But Savage was nowhere near done with his hometown. Dillon becomes Grayling in Midnight Line (1976); I Heard My Sister Speak My Name (1977; retitled The Sheep Queen, reprint 2001); For Mary, With Love (1983); and The Corner of Rife and Pacific (1988).4 Arguably, in Midnight Line and The Corner, Savage's ninth and final (thirteenth) novels, Dillon (Grayling) serves as protagonist, one manifest through a range of characters and locales. Several versions of Dillon from Savage's The Liar stretch beyond the interwar period in their historical setting. The Corner, Savage's swansong, chronicles Dillon in the decades between 1890 and 1920,5 and, more than his earlier versions of Dillon, the novel lends itself to easy dating, as though this writer more tightly and clearly braided his last plot with obvious historical references.
In Savage's novelistic anatomy, Dillon, though it had a college (Montana State Normal College, now University of Montana Western), aspires to the same social distinctions and reveals the same socioeconomic divisions as most smaller rural communities. Life there proves stultifying and painful for some, particularly for those who imagine or desire something different in their lives. For them, small towns figure more as prisons than havens. Such sentiment is absent from local histories, which ignore the provinciality and confinement often characteristic of them.

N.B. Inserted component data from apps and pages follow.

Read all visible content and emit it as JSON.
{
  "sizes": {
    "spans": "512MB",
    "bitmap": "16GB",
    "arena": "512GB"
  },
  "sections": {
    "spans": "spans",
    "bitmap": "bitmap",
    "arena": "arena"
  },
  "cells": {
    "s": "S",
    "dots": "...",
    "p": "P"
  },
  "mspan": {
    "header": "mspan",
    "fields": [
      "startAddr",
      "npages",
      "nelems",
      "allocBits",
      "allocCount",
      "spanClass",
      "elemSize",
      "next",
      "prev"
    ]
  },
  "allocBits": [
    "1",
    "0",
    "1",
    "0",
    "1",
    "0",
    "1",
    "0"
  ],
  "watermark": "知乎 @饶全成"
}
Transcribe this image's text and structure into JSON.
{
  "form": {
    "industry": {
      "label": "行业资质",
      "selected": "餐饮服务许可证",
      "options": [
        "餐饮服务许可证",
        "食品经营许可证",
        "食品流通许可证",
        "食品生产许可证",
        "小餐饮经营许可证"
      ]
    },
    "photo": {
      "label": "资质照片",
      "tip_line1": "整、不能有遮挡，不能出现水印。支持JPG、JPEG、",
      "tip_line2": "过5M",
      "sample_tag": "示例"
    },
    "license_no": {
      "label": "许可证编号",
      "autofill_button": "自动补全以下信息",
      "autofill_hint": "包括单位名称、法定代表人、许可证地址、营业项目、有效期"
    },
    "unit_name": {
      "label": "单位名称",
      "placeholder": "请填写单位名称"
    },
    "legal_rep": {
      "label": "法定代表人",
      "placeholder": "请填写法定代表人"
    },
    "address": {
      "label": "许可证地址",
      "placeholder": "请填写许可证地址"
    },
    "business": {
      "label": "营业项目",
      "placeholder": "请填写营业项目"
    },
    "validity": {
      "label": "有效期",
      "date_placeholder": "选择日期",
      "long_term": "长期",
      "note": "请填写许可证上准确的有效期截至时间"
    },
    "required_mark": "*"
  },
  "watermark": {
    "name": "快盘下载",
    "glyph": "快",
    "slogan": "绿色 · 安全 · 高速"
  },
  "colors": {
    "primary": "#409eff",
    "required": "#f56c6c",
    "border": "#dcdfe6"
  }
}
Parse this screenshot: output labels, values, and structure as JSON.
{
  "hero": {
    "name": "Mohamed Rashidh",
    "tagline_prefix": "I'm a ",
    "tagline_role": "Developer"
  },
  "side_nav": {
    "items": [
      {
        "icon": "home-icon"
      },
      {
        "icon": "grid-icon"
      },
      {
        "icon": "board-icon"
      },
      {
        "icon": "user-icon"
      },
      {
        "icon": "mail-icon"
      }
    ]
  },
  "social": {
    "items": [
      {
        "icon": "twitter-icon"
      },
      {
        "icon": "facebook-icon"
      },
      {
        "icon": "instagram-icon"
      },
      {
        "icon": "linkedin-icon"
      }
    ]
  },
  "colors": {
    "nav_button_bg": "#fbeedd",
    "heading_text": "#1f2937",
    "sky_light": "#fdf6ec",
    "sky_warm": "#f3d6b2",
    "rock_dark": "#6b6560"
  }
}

Aside from the novelist's evocations, what was Dillon actually like during the interwar period? According to Tom Strout in his 1921 snapshot,6 Beaverhead County "occupies a leading position among the counties of the state principally because of its stock growing interests, in this connection being one of the most important centers in Montana." In 1921 Dillon, forty years...